You’ve cut down on coffee, nixed sushi, and exercise most days, but what you may not realize is that oral health is just as important when you’re pregnant.
Dental problems during pregnancy are quite common, with approximately 40 percent of women who have gingivitis, cavities, and periodontitis, according to a recent report by the American College of Obstetricians and Gynecologists (ACOG). And left untreated, many conditions can be harmful to you and your baby.
Here, find out why dental problems are more common during pregnancy, if you’re at risk, and what you can do about it.
Pregnancy gingivitis and more.
One of the most common dental conditions is pregnancy gingivitis, which can cause red, tender, and swollen gums that bleed easily. Some women may even develop a benign tumor in their mouths, which can be removed or will resolve itself after giving birth, according to Dr. Joseph Banker, founder of Creative Dental Care in Westfield, NJ.
Pregnancy gingivitis occurs because the increase in the hormone progesterone during pregnancy causes an exaggerated response to the plaque that’s already in your mouth. “The reaction to those toxins and those poisons from the plaque build-up is increased,” according to Dr. Amanda Seay, Orbit for Kids gum spokesperson.
And even if you’re diligent about brushing and flossing, pregnancy gingivitis can still be a problem. If left untreated, it can lead to periodontal disease, which studies show increases your risk for having a preterm and low birth weight baby.
Plus, if you have a history of periodontal disease, you’re more likely to have dental problems during pregnancy as well.
If you’re pregnant or planning to become pregnant, here’s what you can do to prevent dental problems.
Brush and floss.
Brushing after every meal and flossing at least once a day are the best ways to keep your teeth and gums healthy. Go one step further with an alcohol-free rinse and a tongue scraper which both remove bacteria, Banker said.
Go to the dentist.
According to the same ACOG report, between 2007 and 2009, 35 percent of women had not seen a dentist within the past year and more than half had not seen one during pregnancy either. Experts agree that if you’re trying to become pregnant or undergoing infertility treatment, getting your oral health in check beforehand is a no-brainer.
Get cleanings every 6 months or more.
Research shows there is no risk having routine dental care during pregnancy, and dental cleanings are your best line of defense. Every 6 months is ideal, but your dentist may recommend more frequent cleanings especially if you have a history of gingivitis or periodontal disease.
It can be a challenge to eat healthy when you’re dealing with morning sickness, but trying to avoid sticky foods and eating course, fiber-filled fruits and vegetables, nuts, and cheese can help. If you drink soda or coffee with sugar, have a cup but don’t sip on it all day, Banker said.
Chew gum and drink water.
“Saliva is the greatest natural defense mechanism that we have,” Seay said. If it’s been hours between brushing, chewing a sugar free gum with xylitol can increase the salivary flow which washes away food debris, neutralizes plaque acids, and keeps bacteria at bay.
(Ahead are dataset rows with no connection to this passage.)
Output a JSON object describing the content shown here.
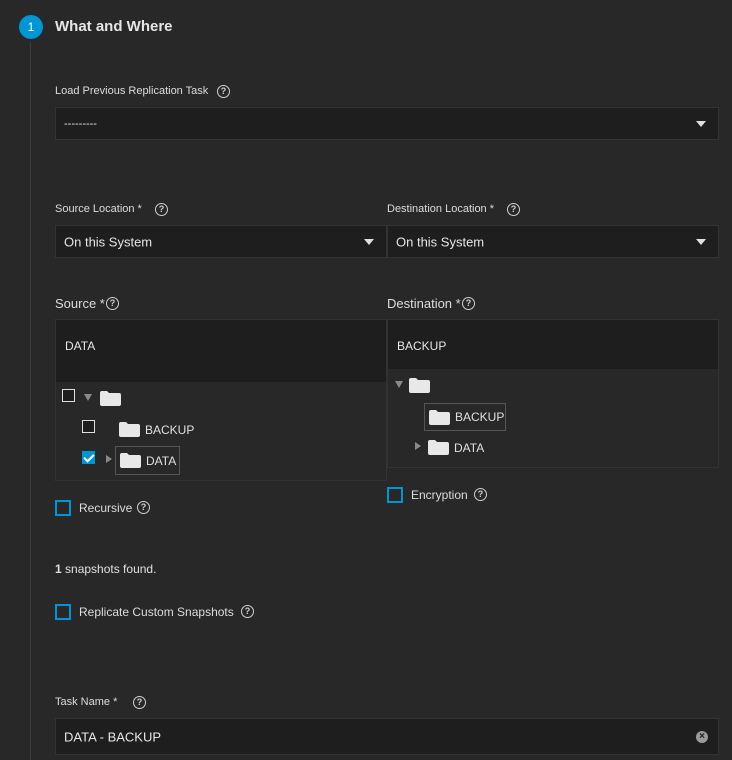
{
  "step": {
    "number": "1",
    "title": "What and Where"
  },
  "load_previous": {
    "label": "Load Previous Replication Task",
    "value": "---------"
  },
  "source_location": {
    "label": "Source Location *",
    "value": "On this System"
  },
  "destination_location": {
    "label": "Destination Location *",
    "value": "On this System"
  },
  "source": {
    "label": "Source *",
    "path": "DATA",
    "tree": {
      "child1": "BACKUP",
      "child2": "DATA"
    }
  },
  "destination": {
    "label": "Destination *",
    "path": "BACKUP",
    "tree": {
      "child1": "BACKUP",
      "child2": "DATA"
    }
  },
  "recursive": {
    "label": "Recursive"
  },
  "encryption": {
    "label": "Encryption"
  },
  "snapshots": {
    "count": "1",
    "text": " snapshots found."
  },
  "replicate_custom": {
    "label": "Replicate Custom Snapshots"
  },
  "task_name": {
    "label": "Task Name *",
    "value": "DATA - BACKUP"
  },
  "help_glyph": "?",
  "clear_glyph": "×",
  "colors": {
    "accent": "#0095d5",
    "background": "#282828",
    "field": "#1e1e1e"
  }
}
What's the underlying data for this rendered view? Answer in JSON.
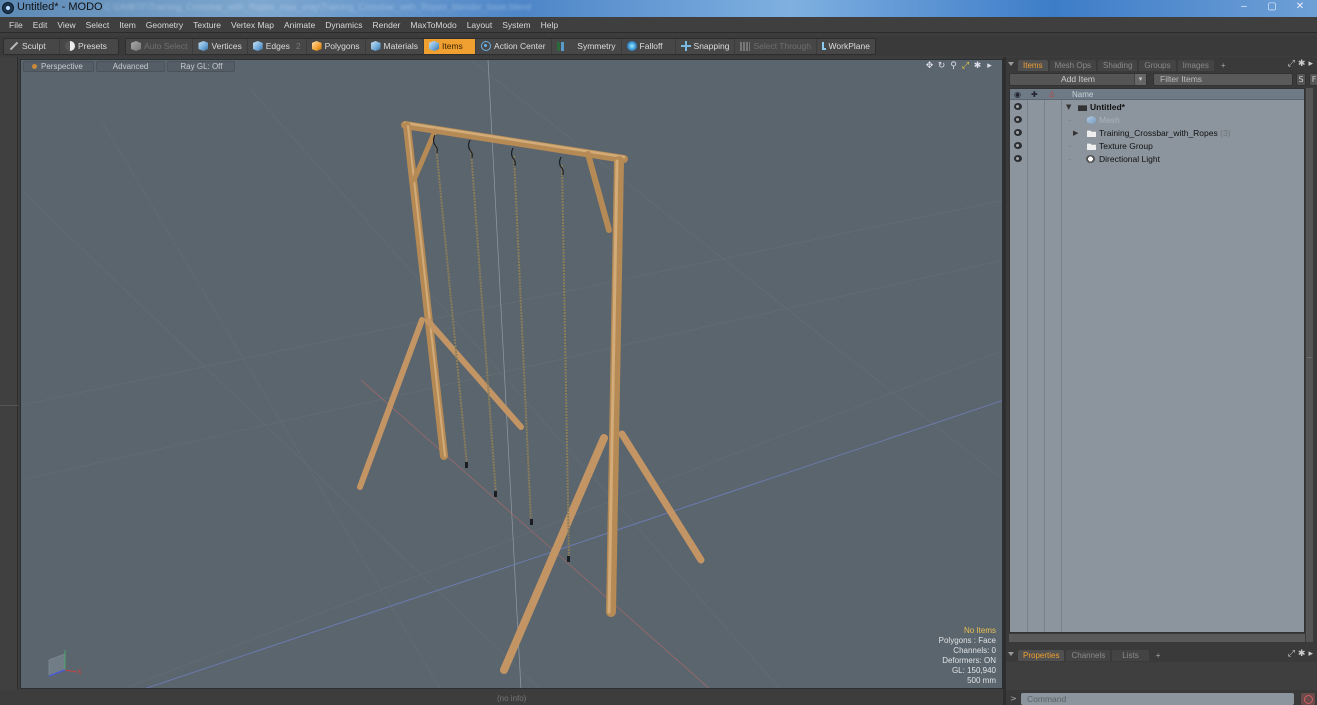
{
  "window": {
    "title": "Untitled* - MODO",
    "path_blurred": "C:\\DMBTF\\Training_Crossbar_with_Ropes_max_vray\\Training_Crossbar_with_Ropes_blender_base.blend",
    "minimize": "–",
    "maximize": "▢",
    "close": "✕"
  },
  "menu": [
    "File",
    "Edit",
    "View",
    "Select",
    "Item",
    "Geometry",
    "Texture",
    "Vertex Map",
    "Animate",
    "Dynamics",
    "Render",
    "MaxToModo",
    "Layout",
    "System",
    "Help"
  ],
  "toolbar": {
    "sculpt": "Sculpt",
    "presets": "Presets",
    "auto_select": "Auto Select",
    "vertices": "Vertices",
    "edges": "Edges",
    "edges_badge": "2",
    "polygons": "Polygons",
    "materials": "Materials",
    "items": "Items",
    "action_center": "Action Center",
    "symmetry": "Symmetry",
    "falloff": "Falloff",
    "snapping": "Snapping",
    "select_through": "Select Through",
    "workplane": "WorkPlane",
    "accent": "#f0a030"
  },
  "viewport": {
    "tabs": [
      "Perspective",
      "Advanced",
      "Ray GL: Off"
    ],
    "tools": [
      "move-view",
      "rotate-view",
      "zoom-view",
      "fit-view",
      "settings",
      "more"
    ],
    "info": {
      "selection": "No Items",
      "polygons": "Polygons : Face",
      "channels": "Channels: 0",
      "deformers": "Deformers: ON",
      "gl": "GL: 150,940",
      "scale": "500 mm"
    },
    "axis_labels": {
      "x": "X",
      "y": "Y",
      "z": "Z"
    }
  },
  "status": {
    "info": "(no info)"
  },
  "items_panel": {
    "tabs": [
      "Items",
      "Mesh Ops",
      "Shading",
      "Groups",
      "Images",
      "+"
    ],
    "active_tab": "Items",
    "add_item": "Add Item",
    "filter_placeholder": "Filter Items",
    "s_btn": "S",
    "f_btn": "F",
    "column_name": "Name",
    "tree": [
      {
        "label": "Untitled*",
        "level": 0,
        "bold": true,
        "expanded": true,
        "icon": "scene-icon"
      },
      {
        "label": "Mesh",
        "level": 1,
        "dim": true,
        "icon": "mesh-icon"
      },
      {
        "label": "Training_Crossbar_with_Ropes",
        "count": "(3)",
        "level": 1,
        "collapsed": true,
        "icon": "group-icon"
      },
      {
        "label": "Texture Group",
        "level": 1,
        "icon": "group-icon"
      },
      {
        "label": "Directional Light",
        "level": 1,
        "icon": "light-icon"
      }
    ]
  },
  "bottom_panel": {
    "tabs": [
      "Properties",
      "Channels",
      "Lists",
      "+"
    ],
    "active_tab": "Properties",
    "command_prompt": ">",
    "command_placeholder": "Command"
  }
}
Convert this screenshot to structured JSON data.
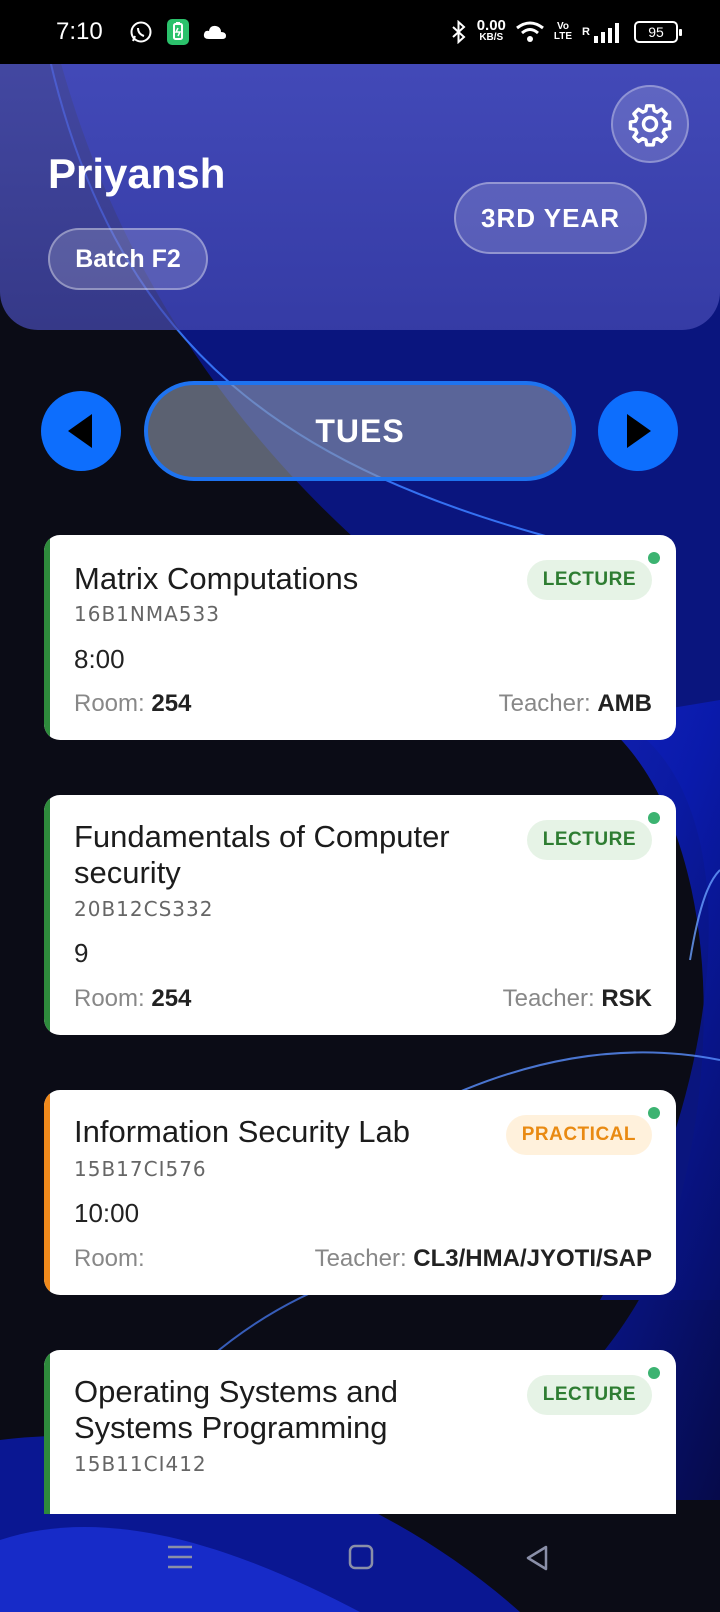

After a meal, drinking a glass of water can help too.
“If there’s an emergency, you have to deal with it,” Banker said. And the risk of infection from an untreated dental problem, like an abscess, poses a greater risk to you and your baby than the dental procedure itself. In fact, a dental infection can cause pre-eclampsia, pre-term birth, developmental delays—even miscarriage.
New ACOG recommendations say dental x-rays are safe since most dentists now use digital x-rays, which have 10 to 20 percent of the previous amount of radiation. Plus, the abdominal shield and thyroid collar, “blocks out almost—if not all—the radiation that would even get near the developing baby,” Banker said.